That is true truth, true on a grouchy Monday morning, true on good days and bad, true for the rich and for the poor, true for us all. The Lord is GOOD.

And I realized: I was grouchy because I was fighting battles in my mind that are not my battles to fight, fighting battles with people who are not my enemy (people who are, as Psalm 100 reminds me, His people and sheep of His pasture.) I had my eyes on little things rather than the one BIG thing (The Lord is GOOD.)

And as it turns out, Thanksgiving IS like magic. It chased my Monday morning grouchy away. I was able to enter my day with thanksgiving and serve with gladness.

Even I still wasn’t ready to shout.

Sometimes you have to shout joyfully, even if you aren't feeling it.

 

The trouble with the Goodness of God {Living on the Rock}

Thinking about God’s goodness this week for my Living on the Rock Bible study, I felt like I need a whole list of caveats before teaching. As I worked through the study, time after time I came up against issues and misconceptions about God’s goodness – either in my own heart, or as I imagined different objections and questions I’ve heard over the years.

Practically, the biggest issue I have with this is that Christians so often respond to people’s pain by saying, “God is good.” Right, but His goodness is not very obvious when we’re in pain and trauma.

I wish we would stop doing that.

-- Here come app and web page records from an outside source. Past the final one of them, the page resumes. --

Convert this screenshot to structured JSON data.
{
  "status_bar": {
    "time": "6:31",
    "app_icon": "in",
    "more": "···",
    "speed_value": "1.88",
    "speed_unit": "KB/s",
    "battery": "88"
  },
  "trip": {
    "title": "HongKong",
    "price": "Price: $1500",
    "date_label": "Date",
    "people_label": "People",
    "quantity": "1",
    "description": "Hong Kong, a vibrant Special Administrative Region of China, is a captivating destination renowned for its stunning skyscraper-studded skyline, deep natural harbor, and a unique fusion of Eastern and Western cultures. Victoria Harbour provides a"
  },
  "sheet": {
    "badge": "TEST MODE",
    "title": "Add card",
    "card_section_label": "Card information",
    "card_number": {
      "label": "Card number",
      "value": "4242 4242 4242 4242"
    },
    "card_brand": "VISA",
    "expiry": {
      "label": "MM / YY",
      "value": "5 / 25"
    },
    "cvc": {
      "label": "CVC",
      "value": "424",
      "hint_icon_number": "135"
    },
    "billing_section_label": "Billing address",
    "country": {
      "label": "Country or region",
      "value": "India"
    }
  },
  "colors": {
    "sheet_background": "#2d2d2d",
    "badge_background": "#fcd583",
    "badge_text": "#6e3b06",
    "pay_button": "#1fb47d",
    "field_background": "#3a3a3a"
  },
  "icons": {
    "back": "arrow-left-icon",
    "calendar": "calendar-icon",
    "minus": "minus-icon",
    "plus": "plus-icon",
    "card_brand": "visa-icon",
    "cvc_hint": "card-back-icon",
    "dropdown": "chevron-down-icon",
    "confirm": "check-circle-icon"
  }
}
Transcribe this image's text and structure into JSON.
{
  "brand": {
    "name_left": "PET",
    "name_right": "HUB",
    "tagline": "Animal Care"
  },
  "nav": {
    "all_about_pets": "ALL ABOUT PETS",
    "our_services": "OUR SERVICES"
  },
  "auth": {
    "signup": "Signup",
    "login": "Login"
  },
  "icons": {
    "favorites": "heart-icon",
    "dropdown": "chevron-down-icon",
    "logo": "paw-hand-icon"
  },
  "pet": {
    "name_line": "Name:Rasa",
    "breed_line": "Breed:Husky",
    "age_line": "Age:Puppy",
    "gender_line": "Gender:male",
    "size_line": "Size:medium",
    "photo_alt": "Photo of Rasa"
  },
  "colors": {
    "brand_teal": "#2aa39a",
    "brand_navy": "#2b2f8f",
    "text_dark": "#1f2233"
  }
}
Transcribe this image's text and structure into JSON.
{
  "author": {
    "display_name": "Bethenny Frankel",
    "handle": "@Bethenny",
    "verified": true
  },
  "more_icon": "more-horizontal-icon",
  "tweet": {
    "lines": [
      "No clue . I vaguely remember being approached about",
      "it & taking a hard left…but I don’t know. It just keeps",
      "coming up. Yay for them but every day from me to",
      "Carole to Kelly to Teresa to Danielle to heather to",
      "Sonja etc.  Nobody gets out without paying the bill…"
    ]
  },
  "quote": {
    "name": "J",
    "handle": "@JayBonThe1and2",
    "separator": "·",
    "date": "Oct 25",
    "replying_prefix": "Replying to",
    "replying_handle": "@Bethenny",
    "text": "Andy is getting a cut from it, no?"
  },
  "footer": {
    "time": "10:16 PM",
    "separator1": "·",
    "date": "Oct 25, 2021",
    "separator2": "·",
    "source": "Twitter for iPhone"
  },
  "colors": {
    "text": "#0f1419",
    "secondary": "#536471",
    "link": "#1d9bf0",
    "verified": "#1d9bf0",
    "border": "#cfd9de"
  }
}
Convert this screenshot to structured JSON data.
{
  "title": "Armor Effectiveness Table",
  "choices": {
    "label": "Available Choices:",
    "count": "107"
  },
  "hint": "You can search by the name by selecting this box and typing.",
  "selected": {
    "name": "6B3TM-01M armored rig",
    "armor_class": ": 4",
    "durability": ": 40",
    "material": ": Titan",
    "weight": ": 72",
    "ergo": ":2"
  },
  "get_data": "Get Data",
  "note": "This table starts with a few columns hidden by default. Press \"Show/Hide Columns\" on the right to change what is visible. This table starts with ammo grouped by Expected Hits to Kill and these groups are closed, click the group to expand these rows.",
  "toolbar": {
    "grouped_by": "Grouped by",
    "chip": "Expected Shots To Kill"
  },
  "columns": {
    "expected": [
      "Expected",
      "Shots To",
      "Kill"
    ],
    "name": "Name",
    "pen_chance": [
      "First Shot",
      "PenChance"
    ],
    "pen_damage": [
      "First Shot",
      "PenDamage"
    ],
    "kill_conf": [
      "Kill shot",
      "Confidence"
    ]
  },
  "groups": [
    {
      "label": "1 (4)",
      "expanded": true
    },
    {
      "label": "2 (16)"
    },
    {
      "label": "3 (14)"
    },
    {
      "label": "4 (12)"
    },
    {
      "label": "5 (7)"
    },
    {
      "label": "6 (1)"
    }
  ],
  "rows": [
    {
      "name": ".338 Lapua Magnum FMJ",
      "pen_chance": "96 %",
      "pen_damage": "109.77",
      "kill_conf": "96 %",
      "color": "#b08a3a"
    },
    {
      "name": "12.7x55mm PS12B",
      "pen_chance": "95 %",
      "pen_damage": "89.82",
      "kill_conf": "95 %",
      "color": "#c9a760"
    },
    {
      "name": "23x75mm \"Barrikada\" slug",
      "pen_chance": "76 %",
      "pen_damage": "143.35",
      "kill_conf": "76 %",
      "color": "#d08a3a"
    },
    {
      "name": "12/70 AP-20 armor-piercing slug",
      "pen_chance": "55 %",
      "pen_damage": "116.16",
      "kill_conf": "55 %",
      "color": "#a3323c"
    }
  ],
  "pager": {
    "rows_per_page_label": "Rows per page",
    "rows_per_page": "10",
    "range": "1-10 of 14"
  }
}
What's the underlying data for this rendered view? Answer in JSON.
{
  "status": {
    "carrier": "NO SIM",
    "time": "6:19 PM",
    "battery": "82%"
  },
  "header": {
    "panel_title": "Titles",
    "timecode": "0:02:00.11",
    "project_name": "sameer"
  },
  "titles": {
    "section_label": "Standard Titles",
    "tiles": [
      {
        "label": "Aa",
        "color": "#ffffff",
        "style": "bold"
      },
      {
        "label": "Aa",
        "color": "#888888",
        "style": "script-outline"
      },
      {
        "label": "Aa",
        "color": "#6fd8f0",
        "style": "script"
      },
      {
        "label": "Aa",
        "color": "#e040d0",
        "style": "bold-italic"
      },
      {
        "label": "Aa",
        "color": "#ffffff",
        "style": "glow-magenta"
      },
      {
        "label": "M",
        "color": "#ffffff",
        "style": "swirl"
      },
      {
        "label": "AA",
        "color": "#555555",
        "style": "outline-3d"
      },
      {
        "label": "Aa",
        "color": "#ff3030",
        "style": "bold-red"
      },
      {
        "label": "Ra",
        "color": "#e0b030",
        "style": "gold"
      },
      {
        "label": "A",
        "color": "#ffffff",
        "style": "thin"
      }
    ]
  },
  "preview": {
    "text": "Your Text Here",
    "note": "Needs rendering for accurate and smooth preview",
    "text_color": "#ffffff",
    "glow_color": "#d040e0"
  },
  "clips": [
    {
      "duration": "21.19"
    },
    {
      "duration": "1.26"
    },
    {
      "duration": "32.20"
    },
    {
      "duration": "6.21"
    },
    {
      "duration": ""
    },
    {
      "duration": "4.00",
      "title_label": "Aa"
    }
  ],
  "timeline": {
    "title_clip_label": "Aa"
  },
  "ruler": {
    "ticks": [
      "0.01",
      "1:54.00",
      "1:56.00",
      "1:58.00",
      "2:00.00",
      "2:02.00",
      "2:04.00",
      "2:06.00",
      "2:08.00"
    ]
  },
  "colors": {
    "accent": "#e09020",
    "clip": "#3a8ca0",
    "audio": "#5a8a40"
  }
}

Continue reading

How to enjoy God more {Living on the Rock}

This week in my Living on the Rock Bible study, we talked about God’s goodness.

O taste and see that the Lord is good; How blessed is the man who takes refuge in Him! (Psalm 34:8)

WHAT DO YOU THINK IT MEANS TO “Taste and See that the Lord is Good”?

We had a great discussion of this question. My favorite response was a friend who shared that it made her think of holding a new born baby. Not that God is a baby – but that when you hold a newborn, you don’t hold her at arms’ distance. You draw her close, feel her fingers and toes, drink in that precious baby scent.

What a beautiful picture of what God is inviting us to do: To draw Him close, to take Him in, to use all of our senses to enjoy and learn Him. Continue reading